Cars pose numerous challenges for colleges and universities. High volumes of vehicular traffic create congestion and negatively impact pedestrian safety. Demand for parking can be a costly headache for administrators, as increasing parking capacity is very costly and usually takes many years to recoup those expenses.
Given these issues, many educational institutions are looking for ways to cut traffic and reduce parking demand on campus. These nine strategies are known to have a positive impact, and are all well worth considering if you’re looking to encourage students, faculty, and staff to try alternative modes of commuting:
Switch to daily parking
One of the most effective, but also difficult, ways to influence parking demand is to allow commuters to only pay for parking on days they really need it. With monthly or annual parking passes, once commuters pay they may feel motivated to park more often because the cost has already been paid. When commuters switch over to a pay-per-use system, they often think twice before driving to campus.
Reserve the best parking spots for carpool vehicles
Many private sector employers use a related strategy to reduce parking demand: reserving conveniently located and priority parking places for carpool vehicles. This strategy is effective for two main reasons:
First, it acts as a free way of promoting your university ridesharing and commuter services program. Priority parking spots have high visibility, and giving exclusive use of them to carpool vehicles raises awareness among campus community members.
Second, it works to reduce campus parking demand by encouraging more people to participate in rideshare programs. Fewer vehicles on campus means more parking will remain available, easing congestion and parking woes while boosting safety and reducing emissions.
Offer subsidized transit passes
Make buses, subways, and other local options more affordable and accessible to cash-strapped student populations by subsidizing monthly transit passes. You can drive high adoption and participation rates by bundling the cost of the subsidized pass in with each semester or academic year’s billing cycle. Students enjoy ongoing access to local transit networks for a low cost that’s covered up front, making public transportation access seem “free.”
Of course, to avoid hassles and headaches, it’s also good to work in an opt-out avenue for students who don’t want to participate.
Create staggered class schedules
Avoid having everyone piling onto campus at the same time by staggering class schedules based on traffic flow patterns. It may help to analyze if there are certain types of classes that tend to have a higher proportion of off-campus students and prioritize scheduling those during different times of the day.
In larger metro areas, it’s also a good idea to schedule classes during off-peak hours to the greatest possible extent. Citywide traffic congestion is usually much lower during the late morning and early afternoon, making these ideal times for students to be traveling to campus.
Offer creative alternatives

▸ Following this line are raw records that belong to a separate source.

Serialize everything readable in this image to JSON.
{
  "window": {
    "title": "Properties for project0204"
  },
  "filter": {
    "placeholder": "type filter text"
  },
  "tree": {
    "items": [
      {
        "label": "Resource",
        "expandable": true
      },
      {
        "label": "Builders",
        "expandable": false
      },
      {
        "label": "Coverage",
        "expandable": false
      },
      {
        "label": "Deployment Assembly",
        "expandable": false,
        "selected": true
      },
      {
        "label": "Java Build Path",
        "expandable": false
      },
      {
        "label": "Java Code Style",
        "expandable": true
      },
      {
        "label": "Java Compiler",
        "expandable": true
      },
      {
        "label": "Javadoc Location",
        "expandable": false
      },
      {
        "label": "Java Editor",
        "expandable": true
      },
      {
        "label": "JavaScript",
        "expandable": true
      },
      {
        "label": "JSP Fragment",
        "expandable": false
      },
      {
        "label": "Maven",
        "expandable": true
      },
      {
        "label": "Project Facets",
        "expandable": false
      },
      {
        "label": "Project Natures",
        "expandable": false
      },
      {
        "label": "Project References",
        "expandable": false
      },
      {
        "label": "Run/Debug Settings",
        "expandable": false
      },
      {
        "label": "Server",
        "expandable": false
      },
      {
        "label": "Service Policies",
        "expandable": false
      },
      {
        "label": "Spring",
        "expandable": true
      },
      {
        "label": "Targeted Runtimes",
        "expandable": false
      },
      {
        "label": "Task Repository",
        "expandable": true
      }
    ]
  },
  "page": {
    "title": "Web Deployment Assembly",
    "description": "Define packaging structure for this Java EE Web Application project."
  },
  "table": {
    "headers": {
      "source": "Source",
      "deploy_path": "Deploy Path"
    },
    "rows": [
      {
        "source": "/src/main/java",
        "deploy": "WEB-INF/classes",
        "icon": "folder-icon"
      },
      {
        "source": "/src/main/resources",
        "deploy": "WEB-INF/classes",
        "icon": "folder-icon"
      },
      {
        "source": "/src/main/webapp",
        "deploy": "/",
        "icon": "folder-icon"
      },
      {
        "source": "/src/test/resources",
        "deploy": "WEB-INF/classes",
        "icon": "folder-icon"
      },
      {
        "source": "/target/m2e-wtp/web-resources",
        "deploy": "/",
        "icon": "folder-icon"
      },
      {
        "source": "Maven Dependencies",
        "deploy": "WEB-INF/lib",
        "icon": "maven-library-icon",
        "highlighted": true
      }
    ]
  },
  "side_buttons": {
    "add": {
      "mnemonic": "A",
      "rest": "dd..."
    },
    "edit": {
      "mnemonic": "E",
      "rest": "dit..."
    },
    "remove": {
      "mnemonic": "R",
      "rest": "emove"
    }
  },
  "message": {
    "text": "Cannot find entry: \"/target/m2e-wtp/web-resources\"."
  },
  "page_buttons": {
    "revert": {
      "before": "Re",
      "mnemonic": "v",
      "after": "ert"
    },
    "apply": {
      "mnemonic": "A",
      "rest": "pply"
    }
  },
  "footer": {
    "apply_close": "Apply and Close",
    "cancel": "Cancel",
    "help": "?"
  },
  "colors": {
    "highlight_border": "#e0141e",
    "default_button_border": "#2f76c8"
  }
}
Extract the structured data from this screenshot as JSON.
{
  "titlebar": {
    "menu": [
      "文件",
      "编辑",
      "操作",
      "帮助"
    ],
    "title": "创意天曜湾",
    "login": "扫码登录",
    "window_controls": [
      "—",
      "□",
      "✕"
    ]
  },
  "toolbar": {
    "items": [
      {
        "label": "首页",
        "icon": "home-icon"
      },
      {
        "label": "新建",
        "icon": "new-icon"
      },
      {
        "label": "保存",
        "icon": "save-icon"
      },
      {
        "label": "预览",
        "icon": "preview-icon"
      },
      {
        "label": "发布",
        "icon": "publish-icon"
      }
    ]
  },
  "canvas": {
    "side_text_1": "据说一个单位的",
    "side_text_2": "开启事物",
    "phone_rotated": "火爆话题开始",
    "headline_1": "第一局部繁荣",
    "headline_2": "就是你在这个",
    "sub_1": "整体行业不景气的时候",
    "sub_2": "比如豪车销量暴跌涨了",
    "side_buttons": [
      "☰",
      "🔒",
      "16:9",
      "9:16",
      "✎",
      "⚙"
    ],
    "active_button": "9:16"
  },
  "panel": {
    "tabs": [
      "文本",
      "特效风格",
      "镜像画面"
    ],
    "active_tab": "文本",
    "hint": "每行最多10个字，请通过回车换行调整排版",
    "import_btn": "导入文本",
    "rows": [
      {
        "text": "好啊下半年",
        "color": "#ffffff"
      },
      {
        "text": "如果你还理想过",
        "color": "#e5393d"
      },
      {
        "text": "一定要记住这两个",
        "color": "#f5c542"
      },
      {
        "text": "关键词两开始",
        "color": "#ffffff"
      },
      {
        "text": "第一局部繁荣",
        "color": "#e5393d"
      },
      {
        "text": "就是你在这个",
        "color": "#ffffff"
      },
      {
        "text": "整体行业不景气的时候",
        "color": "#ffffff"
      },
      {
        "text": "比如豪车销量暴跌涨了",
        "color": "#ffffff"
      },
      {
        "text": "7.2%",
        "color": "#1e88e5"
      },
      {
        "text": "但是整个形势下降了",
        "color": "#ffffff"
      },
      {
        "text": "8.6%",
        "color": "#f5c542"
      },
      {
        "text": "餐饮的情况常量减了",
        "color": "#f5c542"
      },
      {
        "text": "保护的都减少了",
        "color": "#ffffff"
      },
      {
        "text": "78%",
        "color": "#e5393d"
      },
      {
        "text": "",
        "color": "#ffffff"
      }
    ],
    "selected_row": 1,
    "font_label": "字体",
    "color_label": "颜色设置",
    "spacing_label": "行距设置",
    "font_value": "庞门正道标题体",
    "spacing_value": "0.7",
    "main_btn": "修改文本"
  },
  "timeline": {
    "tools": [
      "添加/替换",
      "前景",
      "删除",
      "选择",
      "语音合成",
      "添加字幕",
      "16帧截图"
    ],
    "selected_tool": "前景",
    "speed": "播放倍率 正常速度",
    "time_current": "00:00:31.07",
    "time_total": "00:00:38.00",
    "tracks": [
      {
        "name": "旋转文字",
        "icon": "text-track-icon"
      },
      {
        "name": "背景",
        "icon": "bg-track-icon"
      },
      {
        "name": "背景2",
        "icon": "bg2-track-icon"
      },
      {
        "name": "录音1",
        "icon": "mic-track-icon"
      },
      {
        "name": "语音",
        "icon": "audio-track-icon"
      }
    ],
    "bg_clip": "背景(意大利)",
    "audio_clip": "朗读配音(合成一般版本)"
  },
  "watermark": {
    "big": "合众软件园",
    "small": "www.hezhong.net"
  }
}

At the University of New England, freshmen who pledge not to drive to campus receive 35 free hours of Zipcar service. Administrators report the strategy has been very effective. The University of Louisville offers a similar program where students can opt to forego parking permits to participate in an earn-a-bike program and access to a $400 bicycle voucher.
Add secure bike parking
Place bike racks around campus in high-visibility places, and protect them with features such as weatherproofing and security cameras. If people know secure bike parking is always available, they’re more likely to use it.
As an alternative: consider installing a bikeshare station on campus, if bikeshares are available in your community and your campus doesn’t already participate. This lets students who don’t already own a bike become active commuters without requiring an expensive financial commitment.
Create a campus-wide ridesharing community
Interactive digital ridesharing boards make it fast and easy for campus members to find a ride to or from campus anytime of day or night. These can also be expanded to include intercity rides on weekends and during school breaks, helping students break free of expensive and inefficient solo driving habits.
Remember: making ridesharing a convenient, easily accessible alternative to solo driving is one of the best ways to reduce parking demand on campus.
Establish vanpool connections
Connect the campus to local public transportation hubs with a vanpool program. Such programs provide efficient, reliable, quick solutions to the so-called “last mile” problem. University vanpools are actually pretty easy to start, and they offer a far more favorable cost profile than building new parking facilities.
Try a rewards program
At the University of Arizona, campus community members who choose smart commuting modes can earn points they can then redeem for a variety of rewards like FitBits, Beats headphones, and university gear. In addition, just for signing up for the program users are eligible for 5 free Emergency Ride Home vouchers.
RideAmigos is already helping many universities reduce parking demand on campus, cut traffic, and help fight congestion and pollution in their local communities. We’d love for our cutting-edge commuter management apps to help you author an inspiring success story. Contact us today to get started.